“Peru are at at better level than us, we have to be honest on that,” said McLeish. “But I don’t think that’s a secret and I believe that the Peruvian team and management felt they could beat Scotland easily. Maybe we have to do other things to try to get some kind of result but overall the organisation of the team was good, the players concentrated.
“Some players haven’t played at this level before but I do see a very good level in the Peru team. They have improved from the beginning of the coach’s time.
“I think our goalkeeper felt that maybe he could have stayed at the first goal but I wouldn’t blame him for the second goal, it was a point-blank shot from Farfan, very close to the goal,” McLeish added. “Maybe our defenders could have done better.
“We believe the first goal was a big setback. We do have a lot of new players tonight. A lot of players came in from the Scottish league, which is not recognised as a good league. But I was very proud of them tonight.”
Seven of the starting XI were Scottish based players. McLeish also praised the contribution of Manchester United’s Scott McTominay. The 21-year-old earned his second Scotland cap in the centre of midfield and looked one of the few able to hold their own against the classy Peruvians.

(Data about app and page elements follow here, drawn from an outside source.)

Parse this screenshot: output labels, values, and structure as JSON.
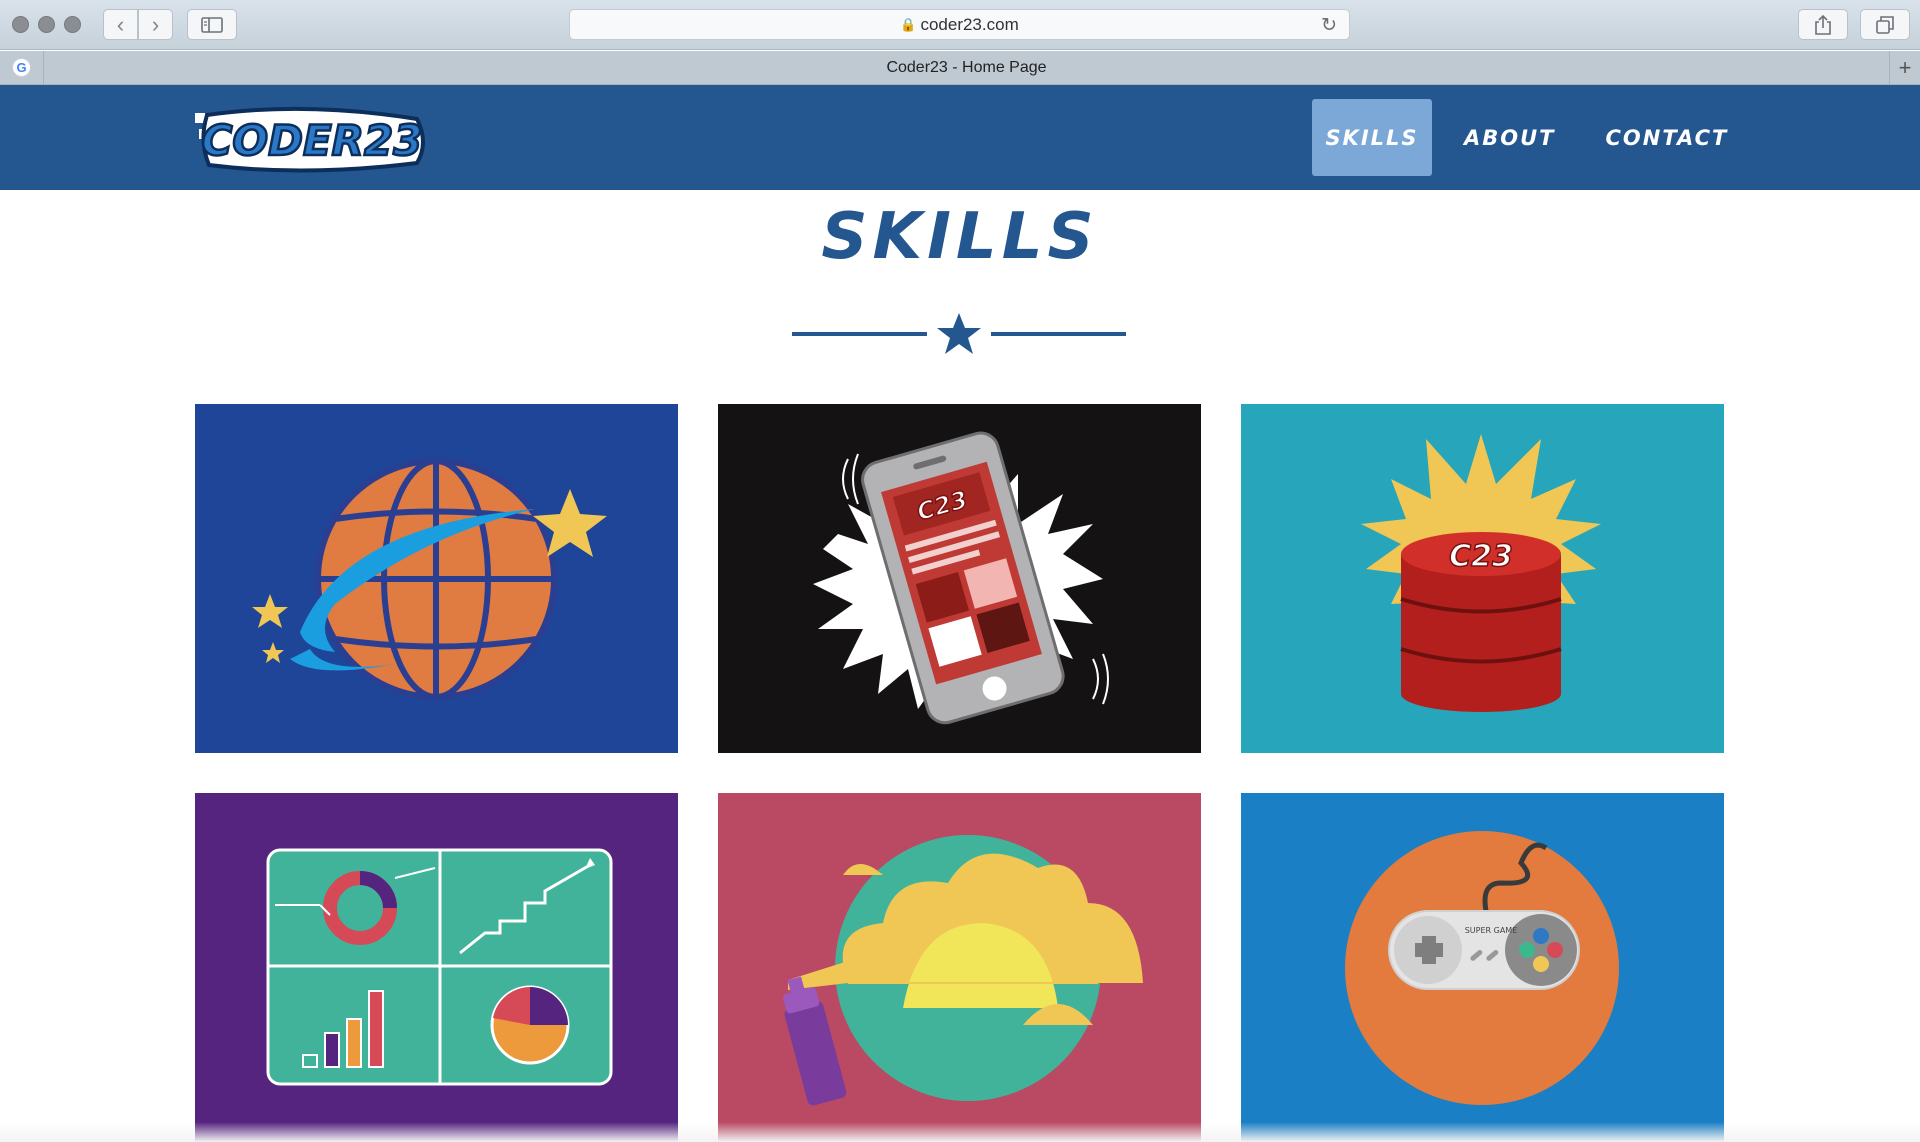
{
  "browser": {
    "url": "coder23.com",
    "tab_title": "Coder23 - Home Page",
    "favicon_letter": "G",
    "new_tab": "+"
  },
  "site": {
    "logo_text": "CODER23",
    "nav": [
      {
        "label": "SKILLS",
        "active": true
      },
      {
        "label": "ABOUT",
        "active": false
      },
      {
        "label": "CONTACT",
        "active": false
      }
    ],
    "section_title": "SKILLS"
  },
  "tiles": [
    {
      "name": "web-development",
      "background": "#1e4597",
      "badge": ""
    },
    {
      "name": "mobile-apps",
      "background": "#151213",
      "badge": "C23"
    },
    {
      "name": "databases",
      "background": "#27a5bb",
      "badge": "C23"
    },
    {
      "name": "analytics",
      "background": "#55247f",
      "badge": ""
    },
    {
      "name": "design",
      "background": "#ba4a64",
      "badge": ""
    },
    {
      "name": "games",
      "background": "#1a7fc4",
      "badge": "SUPER GAME"
    }
  ],
  "colors": {
    "header": "#245690",
    "nav_active": "#7ba8d6",
    "title": "#245690"
  }
}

“McTominay of Manchester United is still a young boy, he doesn’t have all the answers, but he is learning very quickly and he has had a meteoric rise this season into the Manchester United team and into international football,” said McLeish. “He will learn with every day he plays football. He will learn and I’m sure he will become better.
“If I had Jefferson Farfan in my team then maybe we would be a bit different. It’s about having types of player.
“In South America there is only one way of playing and in most of the European countries there is only one way of playing, they bring up their kids to play football on the ground. The British game has a reputation for playing higher balls sometimes. At the moment we are where we are in the Scottish national team.
“We have some players growing and some new players coming in to the team and it takes time. Patience has to be the key. We have games now against Mexico in Mexico City and also we have friendlies before we play in the Euros. I would like to think we will be in a much stronger situation when that comes around.”